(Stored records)
——

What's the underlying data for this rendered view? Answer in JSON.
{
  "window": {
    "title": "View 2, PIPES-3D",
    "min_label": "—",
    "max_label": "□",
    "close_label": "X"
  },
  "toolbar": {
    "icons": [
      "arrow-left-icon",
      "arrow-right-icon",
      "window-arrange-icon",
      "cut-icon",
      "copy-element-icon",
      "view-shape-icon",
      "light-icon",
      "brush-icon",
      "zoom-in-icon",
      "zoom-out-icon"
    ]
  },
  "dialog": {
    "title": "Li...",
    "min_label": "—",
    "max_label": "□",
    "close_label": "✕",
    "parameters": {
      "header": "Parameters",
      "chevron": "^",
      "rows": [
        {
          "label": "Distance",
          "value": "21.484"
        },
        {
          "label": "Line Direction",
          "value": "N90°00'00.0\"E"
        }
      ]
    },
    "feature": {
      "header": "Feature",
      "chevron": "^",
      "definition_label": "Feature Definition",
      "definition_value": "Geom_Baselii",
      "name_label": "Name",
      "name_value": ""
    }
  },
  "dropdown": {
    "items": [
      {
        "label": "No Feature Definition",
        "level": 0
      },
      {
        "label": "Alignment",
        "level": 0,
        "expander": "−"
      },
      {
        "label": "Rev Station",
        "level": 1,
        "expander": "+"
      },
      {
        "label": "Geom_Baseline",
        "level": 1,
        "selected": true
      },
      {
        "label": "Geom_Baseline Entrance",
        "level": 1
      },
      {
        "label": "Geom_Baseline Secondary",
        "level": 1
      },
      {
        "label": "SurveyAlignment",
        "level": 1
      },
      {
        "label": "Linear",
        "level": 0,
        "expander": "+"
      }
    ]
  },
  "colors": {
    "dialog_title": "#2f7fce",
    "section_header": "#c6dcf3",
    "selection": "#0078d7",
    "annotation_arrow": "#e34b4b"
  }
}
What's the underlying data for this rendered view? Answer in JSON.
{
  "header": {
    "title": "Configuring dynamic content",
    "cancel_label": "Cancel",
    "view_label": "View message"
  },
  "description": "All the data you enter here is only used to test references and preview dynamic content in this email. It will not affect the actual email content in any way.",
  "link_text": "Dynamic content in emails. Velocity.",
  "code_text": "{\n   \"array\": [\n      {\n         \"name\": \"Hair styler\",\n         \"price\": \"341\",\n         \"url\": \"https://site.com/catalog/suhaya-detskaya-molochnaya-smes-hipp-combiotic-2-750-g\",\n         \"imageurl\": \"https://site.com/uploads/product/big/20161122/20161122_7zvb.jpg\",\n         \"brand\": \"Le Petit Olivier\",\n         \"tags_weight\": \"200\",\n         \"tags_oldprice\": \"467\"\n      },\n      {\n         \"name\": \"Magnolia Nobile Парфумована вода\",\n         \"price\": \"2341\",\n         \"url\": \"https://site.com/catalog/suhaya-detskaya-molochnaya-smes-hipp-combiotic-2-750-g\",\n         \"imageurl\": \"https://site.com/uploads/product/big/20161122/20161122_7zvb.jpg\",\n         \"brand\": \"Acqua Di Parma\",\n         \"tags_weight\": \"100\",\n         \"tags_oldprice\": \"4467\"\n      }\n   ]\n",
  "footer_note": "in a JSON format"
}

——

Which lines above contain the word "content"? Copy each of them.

**The completed task**
    "title": "Configuring dynamic content",
  "description": "All the data you enter here is only used to test references and preview dynamic content in this email. It will not affect the actual email content in any way.",
  "link_text": "Dynamic content in emails. Velocity.",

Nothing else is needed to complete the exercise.